The modern Mercedes-Benz Museum in Stuttgart-Bad Cannstatt brings 120 years of automotive history to life. 1500 exhibits - including 160 vehicles - illustrate the development of the automobile from the very first horseless carriage to the modern limousine. Fascinating exhibits on view include for instance the very first Daimler automobile dating back to 1886, the legendary "Silver Arrow" or the "Popemobile" used to convey Pope John Paul II.
The building's architecture was designed to reflect the purpose of the museum, which sets out not only to portray the history of the Mercedes-Benz brand but also to open up future perspectives. The "UNStudio" by Dutch architects Ben van Berkel and Caroline Bos addresses this aspiration with a design which is both contemporary and mindful of tradition: The inside of the building is designed to represent the DNA spiral with its double helix shape which carries the human genome.
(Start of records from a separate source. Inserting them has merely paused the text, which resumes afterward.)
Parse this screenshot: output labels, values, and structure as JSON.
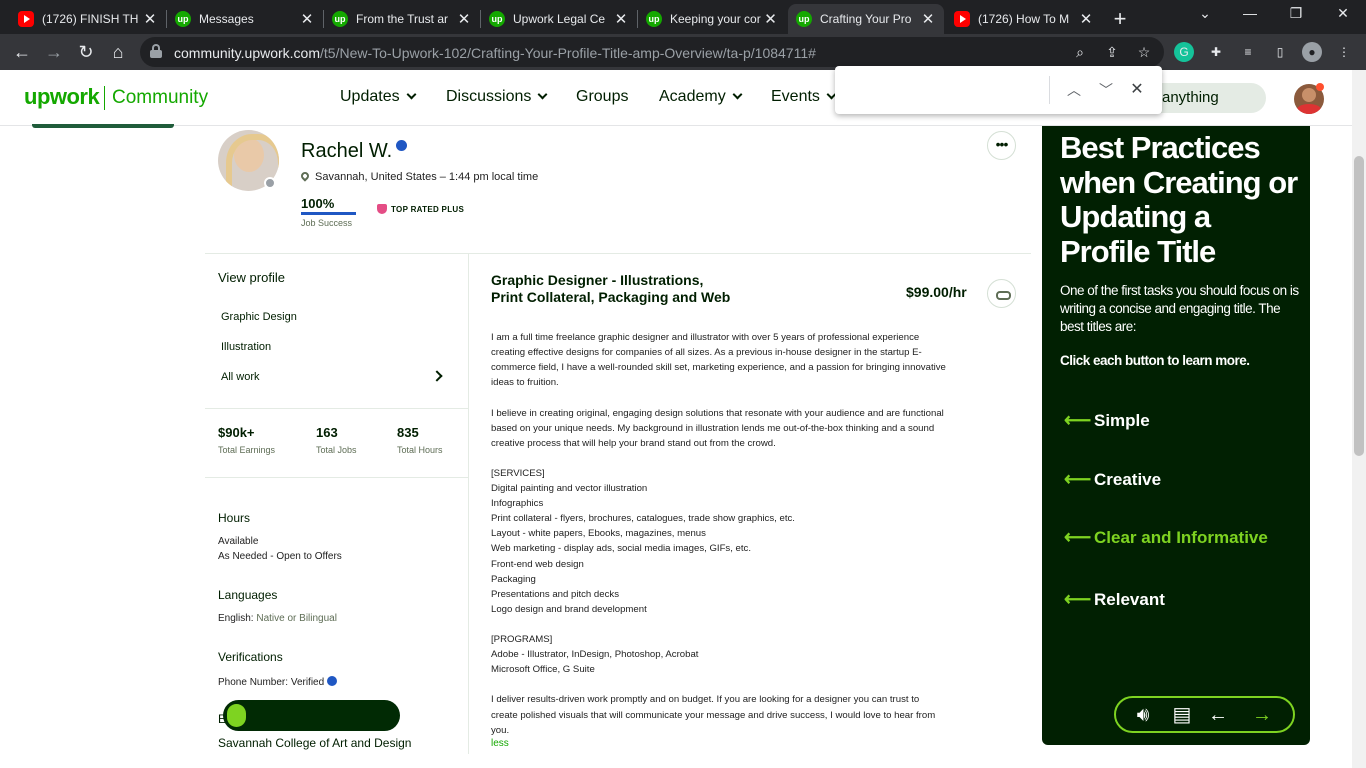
{
  "browser": {
    "tabs": [
      {
        "title": "(1726) FINISH TH",
        "icon": "youtube",
        "active": false
      },
      {
        "title": "Messages",
        "icon": "upwork",
        "active": false
      },
      {
        "title": "From the Trust ar",
        "icon": "upwork",
        "active": false
      },
      {
        "title": "Upwork Legal Ce",
        "icon": "upwork",
        "active": false
      },
      {
        "title": "Keeping your cor",
        "icon": "upwork",
        "active": false
      },
      {
        "title": "Crafting Your Pro",
        "icon": "upwork",
        "active": true
      },
      {
        "title": "(1726) How To M",
        "icon": "youtube",
        "active": false
      }
    ],
    "url_domain": "community.upwork.com",
    "url_path": "/t5/New-To-Upwork-102/Crafting-Your-Profile-Title-amp-Overview/ta-p/1084711#",
    "find_bar_value": ""
  },
  "site": {
    "logo": "upwork",
    "section": "Community",
    "nav": [
      {
        "label": "Updates",
        "dropdown": true
      },
      {
        "label": "Discussions",
        "dropdown": true
      },
      {
        "label": "Groups",
        "dropdown": false
      },
      {
        "label": "Academy",
        "dropdown": true
      },
      {
        "label": "Events",
        "dropdown": true
      }
    ],
    "search_visible_text": "anything"
  },
  "profile": {
    "name": "Rachel W.",
    "location": "Savannah, United States – 1:44 pm local time",
    "job_success": "100%",
    "job_success_label": "Job Success",
    "badge": "TOP RATED PLUS",
    "more_icon": "•••"
  },
  "sidebar": {
    "view_profile": "View profile",
    "links": [
      "Graphic Design",
      "Illustration",
      "All work"
    ],
    "stats": [
      {
        "value": "$90k+",
        "label": "Total Earnings"
      },
      {
        "value": "163",
        "label": "Total Jobs"
      },
      {
        "value": "835",
        "label": "Total Hours"
      }
    ],
    "hours_heading": "Hours",
    "hours_line1": "Available",
    "hours_line2": "As Needed - Open to Offers",
    "languages_heading": "Languages",
    "language_name": "English:",
    "language_level": "Native or Bilingual",
    "verifications_heading": "Verifications",
    "phone_label": "Phone Number:",
    "phone_value": "Verified",
    "education_partial": "E",
    "school": "Savannah College of Art and Design"
  },
  "job": {
    "title_line1": "Graphic Designer - Illustrations,",
    "title_line2": "Print Collateral, Packaging and Web",
    "rate": "$99.00/hr",
    "description_lines": [
      "I am a full time freelance graphic designer and illustrator with over 5 years of professional experience",
      "creating effective designs for companies of all sizes. As a previous in-house designer in the startup E-",
      "commerce field, I have a well-rounded skill set, marketing experience, and a passion for bringing innovative",
      "ideas to fruition.",
      "",
      "I believe in creating original, engaging design solutions that resonate with your audience and are functional",
      "based on your unique needs. My background in illustration lends me out-of-the-box thinking and a sound",
      "creative process that will help your brand stand out from the crowd.",
      "",
      "[SERVICES]",
      "Digital painting and vector illustration",
      "Infographics",
      "Print collateral - flyers, brochures, catalogues, trade show graphics, etc.",
      "Layout - white papers, Ebooks, magazines, menus",
      "Web marketing - display ads, social media images, GIFs, etc.",
      "Front-end web design",
      "Packaging",
      "Presentations and pitch decks",
      "Logo design and brand development",
      "",
      "[PROGRAMS]",
      "Adobe - Illustrator, InDesign, Photoshop, Acrobat",
      "Microsoft Office, G Suite",
      "",
      "I deliver results-driven work promptly and on budget. If you are looking for a designer you can trust to",
      "create polished visuals that will communicate your message and drive success, I would love to hear from",
      "you."
    ],
    "less_link": "less"
  },
  "best_practices": {
    "heading": "Best Practices when Creating or Updating a Profile Title",
    "intro": "One of the first tasks you should focus on is writing a concise and engaging title. The best titles are:",
    "cta": "Click each button to learn more.",
    "items": [
      {
        "label": "Simple",
        "color": "#ffffff"
      },
      {
        "label": "Creative",
        "color": "#ffffff"
      },
      {
        "label": "Clear and Informative",
        "color": "#7ed321"
      },
      {
        "label": "Relevant",
        "color": "#ffffff"
      }
    ]
  },
  "colors": {
    "brand_green": "#14a800",
    "panel_bg": "#012002",
    "accent_lime": "#7ed321",
    "verified_blue": "#1f57c3",
    "top_rated_pink": "#e44d85"
  }
}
This double helix is conceived to allow different two circular tours within the museum, tying in with the exhibition concept conceived by Büro hg Merz.
The two circular tours entitled "Myth" and "Collections" start from the top floor. Visitors can swap backwards and forwards between the two routes on any floor. The Myth tour recounts the history of the Mercedes-Benz brand in a kind of journey through time, from the beginnings of automotive invention through to global expansion in the present. The collection rooms exhibit the different vehicles against the context of their various uses: The "Gallery of Helpers", for instance, is dedicated to vehicles used by the fire brigade and emergency services.
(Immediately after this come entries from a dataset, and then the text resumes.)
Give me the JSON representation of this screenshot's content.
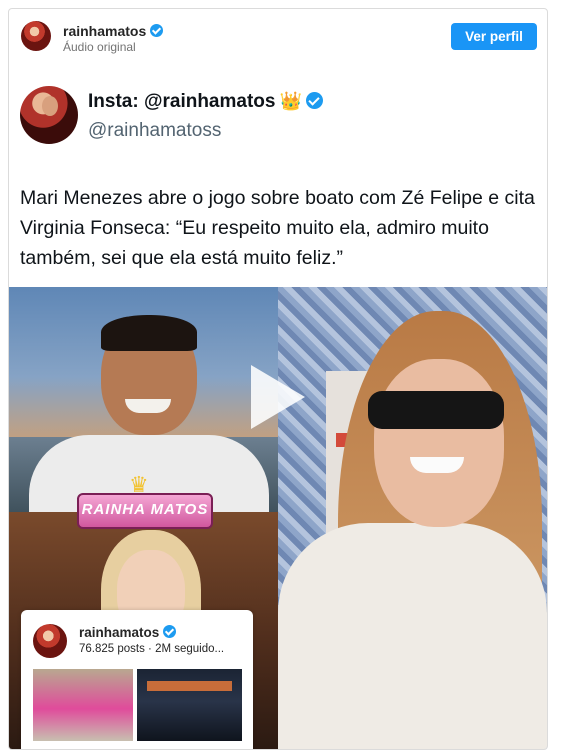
{
  "header": {
    "username": "rainhamatos",
    "audio_label": "Áudio original",
    "view_profile_label": "Ver perfil"
  },
  "tweet": {
    "display_name": "Insta: @rainhamatos",
    "crown_emoji": "👑",
    "handle": "@rainhamatoss",
    "text": "Mari Menezes abre o jogo sobre boato com Zé Felipe e cita Virginia Fonseca: “Eu respeito muito ela, admiro muito também, sei que ela está muito feliz.”"
  },
  "media": {
    "logo_text": "RAINHA MATOS",
    "logo_crown": "♛"
  },
  "profile_card": {
    "username": "rainhamatos",
    "stats": "76.825 posts · 2M seguido..."
  },
  "colors": {
    "accent": "#1a95f6",
    "verified": "#1d9bf0",
    "text_primary": "#0f1419",
    "text_secondary": "#536471"
  },
  "icons": [
    "verified-badge-icon",
    "crown-icon",
    "play-icon"
  ]
}
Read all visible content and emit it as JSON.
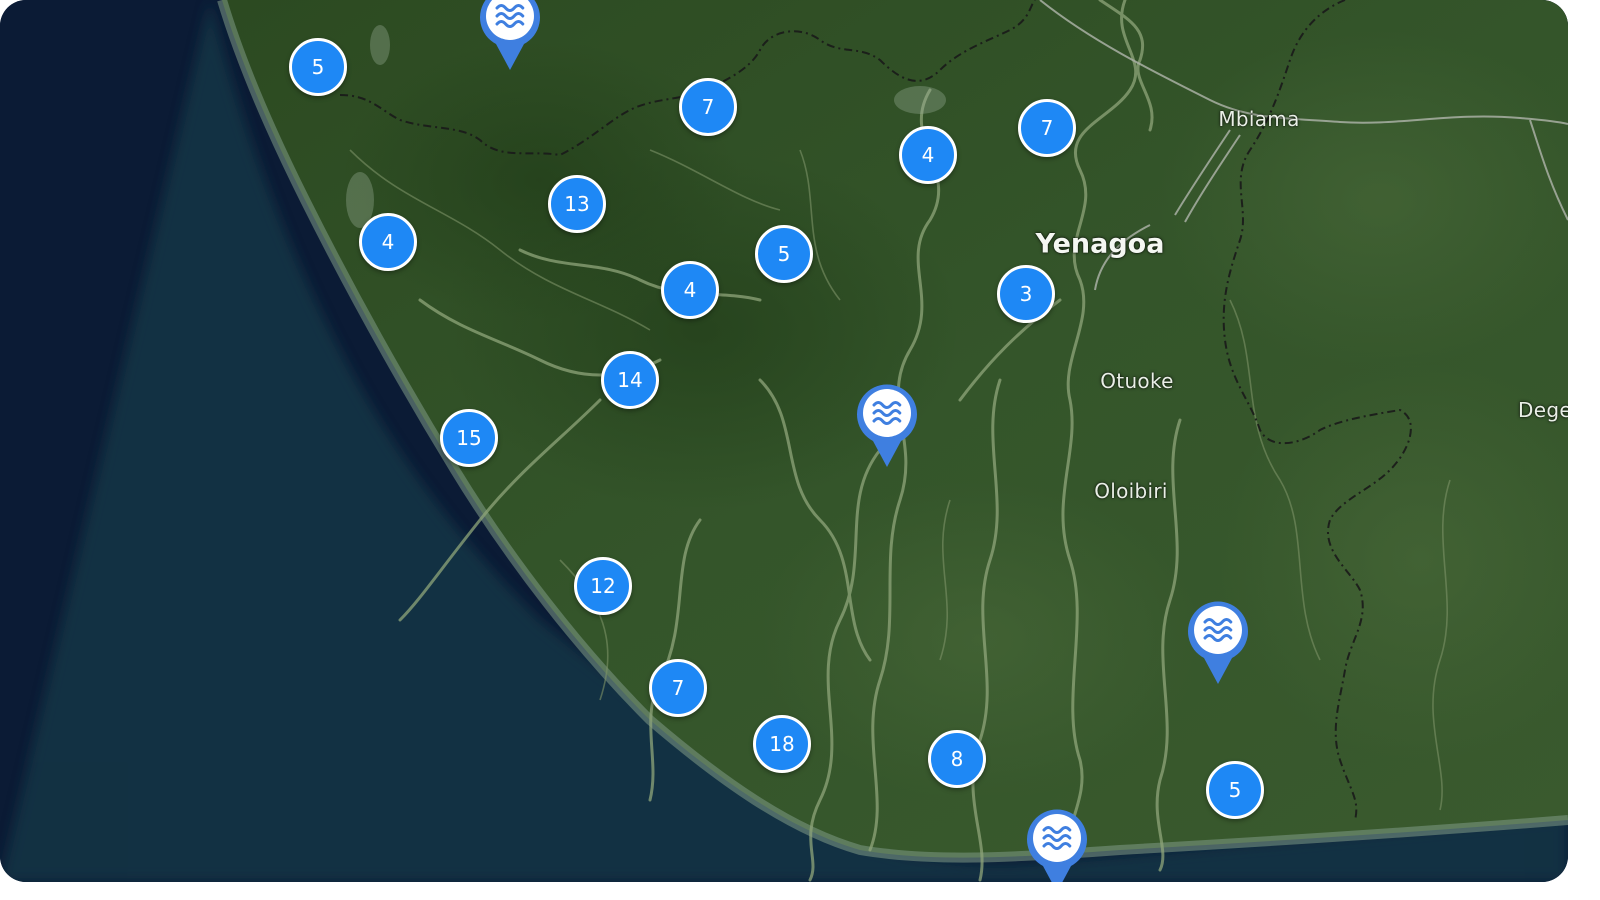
{
  "map": {
    "colors": {
      "ocean": "#0a1a33",
      "land": "#2f4f22",
      "river": "#8fa57a",
      "border": "#1a1a1a",
      "road": "#a9b0a4",
      "marker": "#1e88f5",
      "pin": "#3f7fe0"
    },
    "places": [
      {
        "id": "mbiama",
        "name": "Mbiama",
        "kind": "town"
      },
      {
        "id": "yenagoa",
        "name": "Yenagoa",
        "kind": "city"
      },
      {
        "id": "otuoke",
        "name": "Otuoke",
        "kind": "town"
      },
      {
        "id": "oloibiri",
        "name": "Oloibiri",
        "kind": "town"
      },
      {
        "id": "dege",
        "name": "Dege",
        "kind": "town"
      }
    ],
    "clusters": [
      {
        "id": "c1",
        "count": "5"
      },
      {
        "id": "c2",
        "count": "7"
      },
      {
        "id": "c3",
        "count": "4"
      },
      {
        "id": "c4",
        "count": "7"
      },
      {
        "id": "c5",
        "count": "13"
      },
      {
        "id": "c6",
        "count": "4"
      },
      {
        "id": "c7",
        "count": "5"
      },
      {
        "id": "c8",
        "count": "4"
      },
      {
        "id": "c9",
        "count": "3"
      },
      {
        "id": "c10",
        "count": "14"
      },
      {
        "id": "c11",
        "count": "15"
      },
      {
        "id": "c12",
        "count": "12"
      },
      {
        "id": "c13",
        "count": "7"
      },
      {
        "id": "c14",
        "count": "18"
      },
      {
        "id": "c15",
        "count": "8"
      },
      {
        "id": "c16",
        "count": "5"
      }
    ],
    "pins": [
      {
        "id": "p1",
        "icon": "water-waves-icon"
      },
      {
        "id": "p2",
        "icon": "water-waves-icon"
      },
      {
        "id": "p3",
        "icon": "water-waves-icon"
      },
      {
        "id": "p4",
        "icon": "water-waves-icon"
      }
    ]
  }
}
The "Silver Arrows - Races & Records" exhibition provides a final and emotive conclusion to the museum tour. What is perhaps the most impressive room in the museum brings together the attributes which characterize the Mercedes-Benz Museum - the fascination of technology, grace and beauty in design, enthusiasm for the history of a legendary brand.